The 22 floors tall Viru Hotel was the first proper modernist tower in Tallinn, built at a time of heated discussions about high-rises in the city centre. One of the main reasons behind these discussions was the vicinity of the mediaeval old town of Tallinn.
The hotel was part of the state owned Inturist hotel chain that operated hotels to accommodate foreigners around the Soviet Union. Most of the hotels were built next to the main square of the republican capital. The hotel in Tallinn uses a very common theme seen in many modernist high rises in the west, the main volume comprises a 23 floor high vertical slab that houses the rooms and a low 2 floor horizontal volume with restaurants and all the service spaces. The two parts form an L shape. The design is subdued, the main expressive element is the juxtaposition of dark and light materials and the deep cut in the sides of the vertical volume.

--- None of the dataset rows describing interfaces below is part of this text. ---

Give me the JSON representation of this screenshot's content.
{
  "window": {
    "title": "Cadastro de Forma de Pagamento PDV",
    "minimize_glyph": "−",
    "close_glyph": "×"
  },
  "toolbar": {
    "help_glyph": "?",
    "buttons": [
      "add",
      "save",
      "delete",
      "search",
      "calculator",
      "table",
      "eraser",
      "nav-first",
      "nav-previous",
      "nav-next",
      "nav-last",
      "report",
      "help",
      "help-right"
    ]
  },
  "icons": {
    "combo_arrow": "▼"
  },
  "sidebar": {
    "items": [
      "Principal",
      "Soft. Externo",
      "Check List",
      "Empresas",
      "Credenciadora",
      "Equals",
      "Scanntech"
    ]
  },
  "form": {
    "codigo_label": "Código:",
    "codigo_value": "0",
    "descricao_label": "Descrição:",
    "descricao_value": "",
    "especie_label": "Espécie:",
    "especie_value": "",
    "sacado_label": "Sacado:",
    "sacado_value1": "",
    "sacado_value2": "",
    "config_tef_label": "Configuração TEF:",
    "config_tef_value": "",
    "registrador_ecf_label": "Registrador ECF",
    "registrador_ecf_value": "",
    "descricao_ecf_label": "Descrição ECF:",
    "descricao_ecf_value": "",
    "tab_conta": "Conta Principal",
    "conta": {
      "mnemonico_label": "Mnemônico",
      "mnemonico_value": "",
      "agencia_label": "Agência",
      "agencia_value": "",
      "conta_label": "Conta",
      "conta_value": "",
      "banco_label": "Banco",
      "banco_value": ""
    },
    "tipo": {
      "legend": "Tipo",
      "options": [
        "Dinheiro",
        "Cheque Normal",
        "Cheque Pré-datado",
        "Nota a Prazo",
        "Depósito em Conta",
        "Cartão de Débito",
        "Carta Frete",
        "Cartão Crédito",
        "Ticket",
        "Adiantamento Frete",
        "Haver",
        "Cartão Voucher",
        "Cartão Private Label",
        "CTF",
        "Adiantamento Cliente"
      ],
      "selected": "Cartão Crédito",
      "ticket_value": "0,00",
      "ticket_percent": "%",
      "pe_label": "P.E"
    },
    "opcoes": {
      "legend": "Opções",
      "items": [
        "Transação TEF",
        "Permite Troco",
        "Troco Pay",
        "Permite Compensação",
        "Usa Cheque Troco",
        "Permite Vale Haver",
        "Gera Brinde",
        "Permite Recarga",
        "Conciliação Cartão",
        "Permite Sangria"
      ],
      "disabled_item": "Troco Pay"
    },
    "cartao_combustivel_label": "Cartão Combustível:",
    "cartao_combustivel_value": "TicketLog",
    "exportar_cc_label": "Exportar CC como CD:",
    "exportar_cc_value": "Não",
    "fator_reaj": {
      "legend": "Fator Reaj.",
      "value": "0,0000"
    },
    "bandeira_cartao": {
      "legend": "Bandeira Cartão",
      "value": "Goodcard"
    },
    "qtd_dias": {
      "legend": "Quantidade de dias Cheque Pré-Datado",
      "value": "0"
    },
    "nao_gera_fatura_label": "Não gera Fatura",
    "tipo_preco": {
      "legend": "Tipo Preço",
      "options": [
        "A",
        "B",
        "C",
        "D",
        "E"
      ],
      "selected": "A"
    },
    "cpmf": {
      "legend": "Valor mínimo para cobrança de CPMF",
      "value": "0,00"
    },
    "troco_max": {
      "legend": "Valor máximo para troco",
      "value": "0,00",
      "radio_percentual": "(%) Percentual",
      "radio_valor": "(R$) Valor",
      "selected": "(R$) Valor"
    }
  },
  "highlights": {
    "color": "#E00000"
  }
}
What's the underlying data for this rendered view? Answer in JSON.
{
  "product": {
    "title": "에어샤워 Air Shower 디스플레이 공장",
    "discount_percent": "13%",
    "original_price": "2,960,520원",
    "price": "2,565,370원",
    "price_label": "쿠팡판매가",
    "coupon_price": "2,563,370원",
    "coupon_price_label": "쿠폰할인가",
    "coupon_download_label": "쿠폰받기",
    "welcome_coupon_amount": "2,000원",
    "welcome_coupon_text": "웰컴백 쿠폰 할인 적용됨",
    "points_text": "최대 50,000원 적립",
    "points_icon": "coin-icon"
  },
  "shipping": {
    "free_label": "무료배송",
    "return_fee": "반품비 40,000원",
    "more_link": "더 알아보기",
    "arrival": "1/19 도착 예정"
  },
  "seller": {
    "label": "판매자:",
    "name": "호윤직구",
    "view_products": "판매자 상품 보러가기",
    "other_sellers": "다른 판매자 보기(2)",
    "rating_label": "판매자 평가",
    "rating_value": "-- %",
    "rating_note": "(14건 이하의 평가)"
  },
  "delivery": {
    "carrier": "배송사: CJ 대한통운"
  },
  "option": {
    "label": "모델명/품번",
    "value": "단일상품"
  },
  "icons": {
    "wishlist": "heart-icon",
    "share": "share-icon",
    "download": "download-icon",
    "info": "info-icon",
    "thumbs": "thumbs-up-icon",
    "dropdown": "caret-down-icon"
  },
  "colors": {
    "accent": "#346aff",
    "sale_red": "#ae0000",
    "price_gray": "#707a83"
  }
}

The first two levels of the vertical block housed the administrative rooms and the reception, and the last floor accommodated a lookout restaurant and a bar. The floors in between them had 829 rooms. The hotel was built by a Finnish contractor using western materials brought here from Finland. This gave the architects freedom to create more complex designs and to also use in-situ poured concrete. Just in case this plan could not be executed due to changes in the financing the architects also created a design using local soviet materials (i.e. prefabricated concrete slabs etc.). Unfortunately, the original interiors have been lost through later redevelopments. The original design of the hotel was noted for the uniformity of the exterior and the interior – similar use of materials and the aesthetics of simplicity connected the outside and the inside.